And if one needs further proof of the luxury wine trend, Silicon Valley Bank announced in its 2023 Direct to Consumer report that the price of Napa wines increased from 2021 to 2022 by $17 on average.
Storchmann says that without knowing the purchase prices of Rombauer and Massican he can only speculate, but “against the decline in U.S. per capita wine consumption, I can imagine that the acquisition prices were relatively low.”
“This may be a great time for Gallo to complete its portfolio,” he adds, noting that the acquisitions hint at a long-term strategy, while providing the means to weather the slowdown, especially in lower-tier brand sales.
When it comes to a brand like Massican, Gallo is clearly speaking to a new demographic. According to the drinks industry analyst IWSR, consumers under 55 are less likely to show brand loyalty and show a greater propensity for experimentation. Massican’s Italian-inspired white wines are a far cry from Napa’s signature Chardonnay and Cabernet Sauvignon.

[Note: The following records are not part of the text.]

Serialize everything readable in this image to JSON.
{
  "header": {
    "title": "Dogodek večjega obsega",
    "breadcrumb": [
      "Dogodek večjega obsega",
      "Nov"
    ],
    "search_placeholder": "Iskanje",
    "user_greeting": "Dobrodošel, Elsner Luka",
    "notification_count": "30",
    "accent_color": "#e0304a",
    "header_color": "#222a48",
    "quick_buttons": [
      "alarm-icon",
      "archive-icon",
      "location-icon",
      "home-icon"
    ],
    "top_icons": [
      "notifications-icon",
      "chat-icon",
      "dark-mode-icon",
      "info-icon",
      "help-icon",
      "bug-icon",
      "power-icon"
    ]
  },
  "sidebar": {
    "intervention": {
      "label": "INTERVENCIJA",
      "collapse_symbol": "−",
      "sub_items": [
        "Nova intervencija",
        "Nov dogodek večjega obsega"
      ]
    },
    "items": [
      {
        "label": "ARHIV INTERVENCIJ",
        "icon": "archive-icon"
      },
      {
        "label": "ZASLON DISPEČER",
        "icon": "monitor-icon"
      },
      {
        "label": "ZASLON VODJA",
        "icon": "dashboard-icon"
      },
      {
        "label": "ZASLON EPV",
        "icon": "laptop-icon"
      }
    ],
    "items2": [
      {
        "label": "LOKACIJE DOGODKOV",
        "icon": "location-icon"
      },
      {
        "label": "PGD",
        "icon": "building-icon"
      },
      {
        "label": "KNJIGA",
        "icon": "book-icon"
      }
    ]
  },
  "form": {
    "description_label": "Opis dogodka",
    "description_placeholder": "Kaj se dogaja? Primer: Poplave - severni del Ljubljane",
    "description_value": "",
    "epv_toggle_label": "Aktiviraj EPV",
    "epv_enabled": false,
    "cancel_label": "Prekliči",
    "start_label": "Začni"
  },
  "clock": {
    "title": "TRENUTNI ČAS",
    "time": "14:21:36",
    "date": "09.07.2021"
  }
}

What These Deals Signal for the Future of the Industry
For smaller producers, Gallo’s deal with Massican indicates a potential sea change. “The acquisition actually makes me hopeful that winemakers and vintners like Dan can have a bigger seat at the table,” says Alison Smith-Story of Healdsburg-based Smith Story Wine Cellars. Owned by Smith-Story and husband, Eric Story, the 10-year-old boutique winery produces less then 5,000 cases of wine from Sonoma and Anderson Valleys. “The U.S. market needs more true fine wines like Massican more than ever these days and I truly believe as long as he continues to lead the brand Gallo’s going to gain a new and very curious and loyal fine wine customer base.”

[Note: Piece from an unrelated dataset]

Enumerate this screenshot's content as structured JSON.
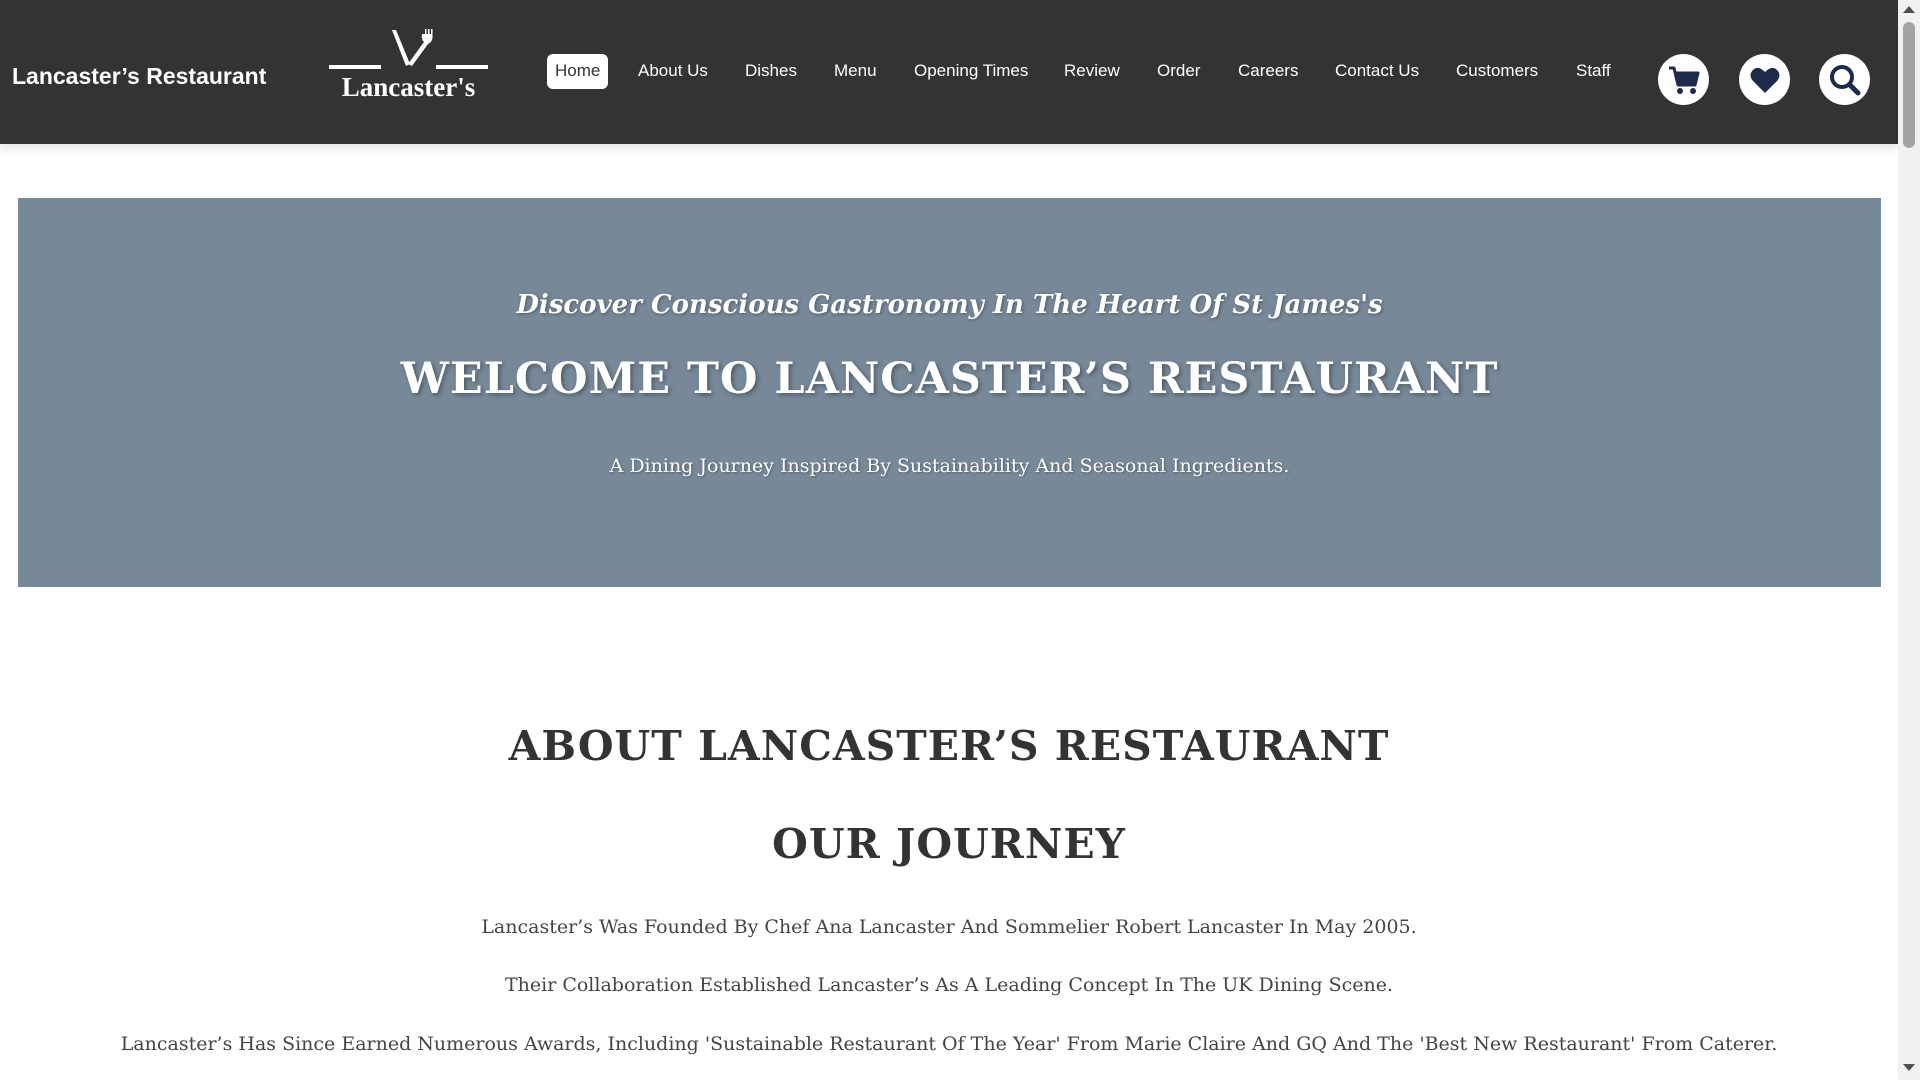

“It’s a smart move on the larger winery or wine company’s part, too,” Smith-Story adds. “Acquiring a deeply loved high-quality small winery is easier than making up something from scratch to then launch.”
Deals such as these could also change the shape of less established domestic wine regions. Willamette Valley’s Et Fille winery was created by Jessica Mozeico and her father Howard in 2003. After her father’s passing in 2017, Mozeico took over all operations and now runs the business on her own. “Massican’s acquisition does speak to the segment of the business that has been outperforming the rest of the wine market, which is the premium segment,” she says.

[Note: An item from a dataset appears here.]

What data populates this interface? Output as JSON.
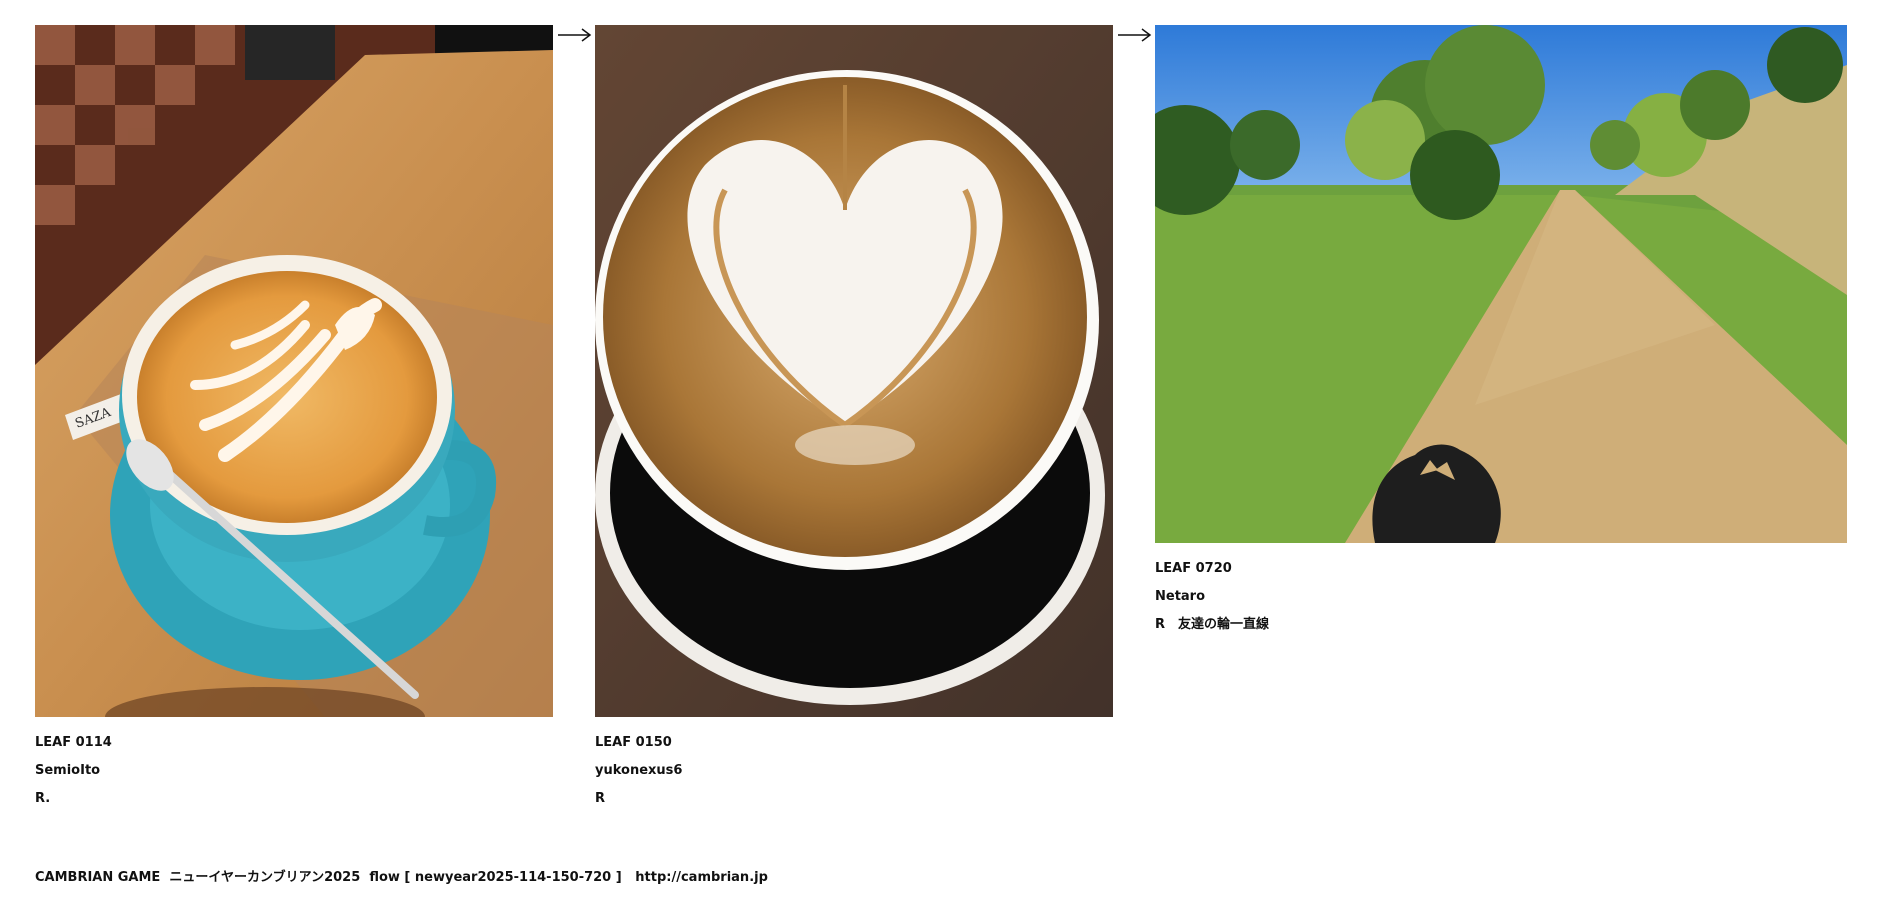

Spurred by the quality of premium wines coming out of the Willamette Valley and the potential for growth, both international and national wine companies are purchasing brands. Mozeico thinks this could grow Willamette Valley as a category and lend prestige to the region “significantly more than a highly fractured market of small wineries,” as she puts it.
But on the flip side, she notes that larger brands coming in could negatively affect the ability of interested winemakers being able to establish themselves. Mozeico says that out of the seven vineyards she sources from, five have changed hands in the last five years. “Big players coming in and buying smaller ones contains two sides of a coin for small wineries — the positive side being category growth and the negative side being less land availability,” she says.
Storchmann, though, thinks the Gallo deals serve as a beacon of light for an industry that’s struggling to retain drinkers and remain relevant in a world where consumers have more choices than ever. “In times of decreasing per capita wine consumption and uncertainty about the near future of the U.S. wine industry, the recent acquisitions signal Gallo’s confidence in future growth,” he says.
“We have tremendous respect for creators who have built something that breaks through, creators like Dan Petroski, like the Rombauer family,” Gallo says. “Protecting and building upon the legacy of these producers is core to our family and our company. Massican and Rombauer are very different, but both are important to wine.”
Published: September 13, 2023, Shana Clarke, Vinepair